--- Dataset extract ---
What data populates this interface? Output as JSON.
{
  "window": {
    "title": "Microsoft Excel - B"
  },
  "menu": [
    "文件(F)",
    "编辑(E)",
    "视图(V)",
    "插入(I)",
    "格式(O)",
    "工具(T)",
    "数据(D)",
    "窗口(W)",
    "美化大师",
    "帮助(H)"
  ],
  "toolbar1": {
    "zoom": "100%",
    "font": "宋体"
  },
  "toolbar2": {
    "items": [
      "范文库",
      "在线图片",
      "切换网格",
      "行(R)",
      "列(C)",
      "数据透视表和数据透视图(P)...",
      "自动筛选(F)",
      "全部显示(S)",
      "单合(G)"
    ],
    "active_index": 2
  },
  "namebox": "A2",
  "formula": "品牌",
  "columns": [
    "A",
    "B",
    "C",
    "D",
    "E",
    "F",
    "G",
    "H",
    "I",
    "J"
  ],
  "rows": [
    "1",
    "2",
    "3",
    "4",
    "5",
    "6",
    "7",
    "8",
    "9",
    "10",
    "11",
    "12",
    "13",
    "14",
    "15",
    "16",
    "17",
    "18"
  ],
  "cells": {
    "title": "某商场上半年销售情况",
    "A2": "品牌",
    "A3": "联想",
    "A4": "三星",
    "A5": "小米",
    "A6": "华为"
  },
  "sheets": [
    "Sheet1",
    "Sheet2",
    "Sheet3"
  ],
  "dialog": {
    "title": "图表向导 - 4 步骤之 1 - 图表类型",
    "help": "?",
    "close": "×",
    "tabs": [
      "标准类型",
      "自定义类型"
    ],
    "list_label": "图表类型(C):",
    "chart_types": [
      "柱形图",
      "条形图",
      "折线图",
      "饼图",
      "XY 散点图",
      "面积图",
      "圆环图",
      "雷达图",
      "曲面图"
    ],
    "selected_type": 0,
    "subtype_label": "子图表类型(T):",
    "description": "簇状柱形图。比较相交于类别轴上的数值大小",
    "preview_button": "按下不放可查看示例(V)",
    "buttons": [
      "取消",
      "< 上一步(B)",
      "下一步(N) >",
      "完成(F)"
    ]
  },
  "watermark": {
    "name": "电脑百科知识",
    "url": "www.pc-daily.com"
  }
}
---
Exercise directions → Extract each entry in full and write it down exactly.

Solution to this problem →
What data populates this interface? Output as JSON.
{
  "window": {
    "title": "Microsoft Excel - B"
  },
  "menu": [
    "文件(F)",
    "编辑(E)",
    "视图(V)",
    "插入(I)",
    "格式(O)",
    "工具(T)",
    "数据(D)",
    "窗口(W)",
    "美化大师",
    "帮助(H)"
  ],
  "toolbar1": {
    "zoom": "100%",
    "font": "宋体"
  },
  "toolbar2": {
    "items": [
      "范文库",
      "在线图片",
      "切换网格",
      "行(R)",
      "列(C)",
      "数据透视表和数据透视图(P)...",
      "自动筛选(F)",
      "全部显示(S)",
      "单合(G)"
    ],
    "active_index": 2
  },
  "namebox": "A2",
  "formula": "品牌",
  "columns": [
    "A",
    "B",
    "C",
    "D",
    "E",
    "F",
    "G",
    "H",
    "I",
    "J"
  ],
  "rows": [
    "1",
    "2",
    "3",
    "4",
    "5",
    "6",
    "7",
    "8",
    "9",
    "10",
    "11",
    "12",
    "13",
    "14",
    "15",
    "16",
    "17",
    "18"
  ],
  "cells": {
    "title": "某商场上半年销售情况",
    "A2": "品牌",
    "A3": "联想",
    "A4": "三星",
    "A5": "小米",
    "A6": "华为"
  },
  "sheets": [
    "Sheet1",
    "Sheet2",
    "Sheet3"
  ],
  "dialog": {
    "title": "图表向导 - 4 步骤之 1 - 图表类型",
    "help": "?",
    "close": "×",
    "tabs": [
      "标准类型",
      "自定义类型"
    ],
    "list_label": "图表类型(C):",
    "chart_types": [
      "柱形图",
      "条形图",
      "折线图",
      "饼图",
      "XY 散点图",
      "面积图",
      "圆环图",
      "雷达图",
      "曲面图"
    ],
    "selected_type": 0,
    "subtype_label": "子图表类型(T):",
    "description": "簇状柱形图。比较相交于类别轴上的数值大小",
    "preview_button": "按下不放可查看示例(V)",
    "buttons": [
      "取消",
      "< 上一步(B)",
      "下一步(N) >",
      "完成(F)"
    ]
  },
  "watermark": {
    "name": "电脑百科知识",
    "url": "www.pc-daily.com"
  }
}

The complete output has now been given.